PROMPT:
Return the entries below word for word; no images should appear in the copy.

SOURCE MATERIAL:
=======
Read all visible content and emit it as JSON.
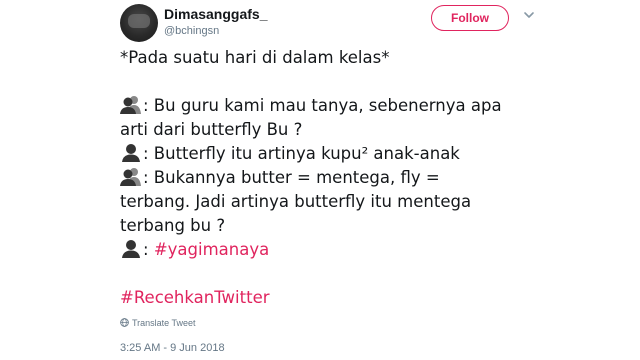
{
  "user": {
    "display_name": "Dimasanggafs_",
    "handle": "@bchingsn"
  },
  "actions": {
    "follow_label": "Follow"
  },
  "tweet": {
    "line1": "*Pada suatu hari di dalam kelas*",
    "line2": ": Bu guru kami mau tanya, sebenernya apa",
    "line3": "arti dari butterfly Bu ?",
    "line4": ": Butterfly itu artinya kupu² anak-anak",
    "line5": ": Bukannya butter = mentega, fly =",
    "line6": "terbang. Jadi artinya butterfly itu mentega",
    "line7": "terbang bu ?",
    "line8_prefix": ": ",
    "line8_hashtag": "#yagimanaya",
    "hashtag2": "#RecehkanTwitter"
  },
  "translate_label": "Translate Tweet",
  "timestamp": "3:25 AM - 9 Jun 2018",
  "icons": {
    "students": "busts-in-silhouette-icon",
    "teacher": "bust-in-silhouette-icon",
    "chevron": "chevron-down-icon",
    "globe": "globe-icon"
  },
  "colors": {
    "accent": "#e0245e",
    "text": "#14171a",
    "muted": "#657786"
  }
}
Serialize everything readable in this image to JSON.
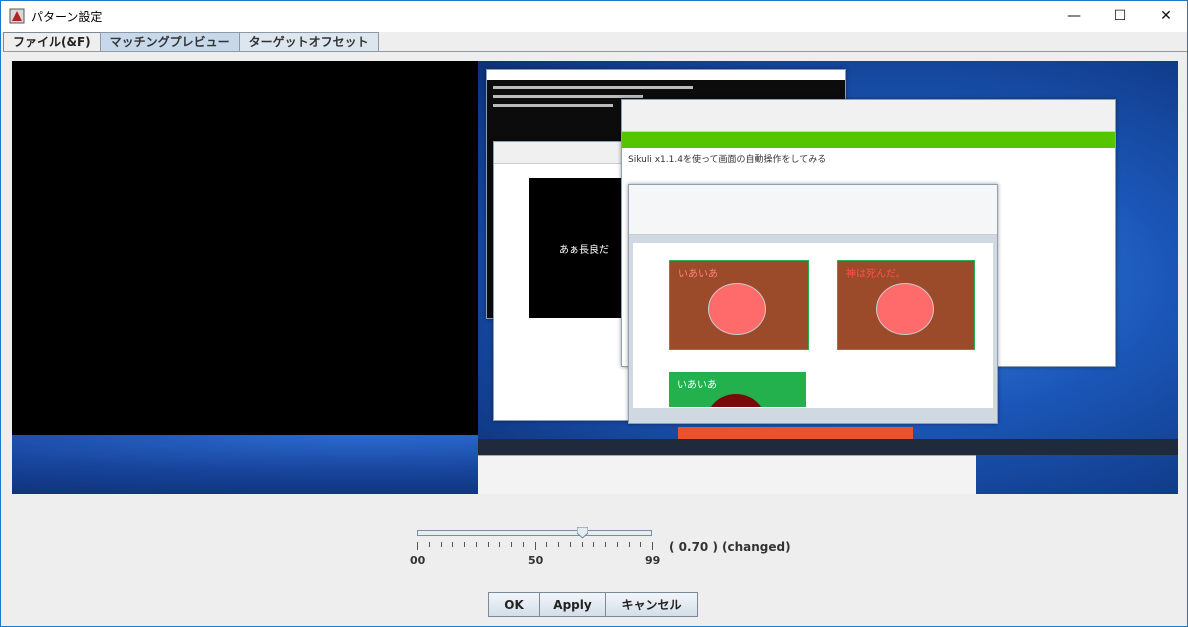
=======
ANSWER SPACE:
Read all visible content and emit it as JSON.
{
  "user": {
    "display_name": "Dimasanggafs_",
    "handle": "@bchingsn"
  },
  "actions": {
    "follow_label": "Follow"
  },
  "tweet": {
    "line1": "*Pada suatu hari di dalam kelas*",
    "line2": ": Bu guru kami mau tanya, sebenernya apa",
    "line3": "arti dari butterfly Bu ?",
    "line4": ": Butterfly itu artinya kupu² anak-anak",
    "line5": ": Bukannya butter = mentega, fly =",
    "line6": "terbang. Jadi artinya butterfly itu mentega",
    "line7": "terbang bu ?",
    "line8_prefix": ": ",
    "line8_hashtag": "#yagimanaya",
    "hashtag2": "#RecehkanTwitter"
  },
  "translate_label": "Translate Tweet",
  "timestamp": "3:25 AM - 9 Jun 2018",
  "icons": {
    "students": "busts-in-silhouette-icon",
    "teacher": "bust-in-silhouette-icon",
    "chevron": "chevron-down-icon",
    "globe": "globe-icon"
  },
  "colors": {
    "accent": "#e0245e",
    "text": "#14171a",
    "muted": "#657786"
  }
}
Serialize everything readable in this image to JSON.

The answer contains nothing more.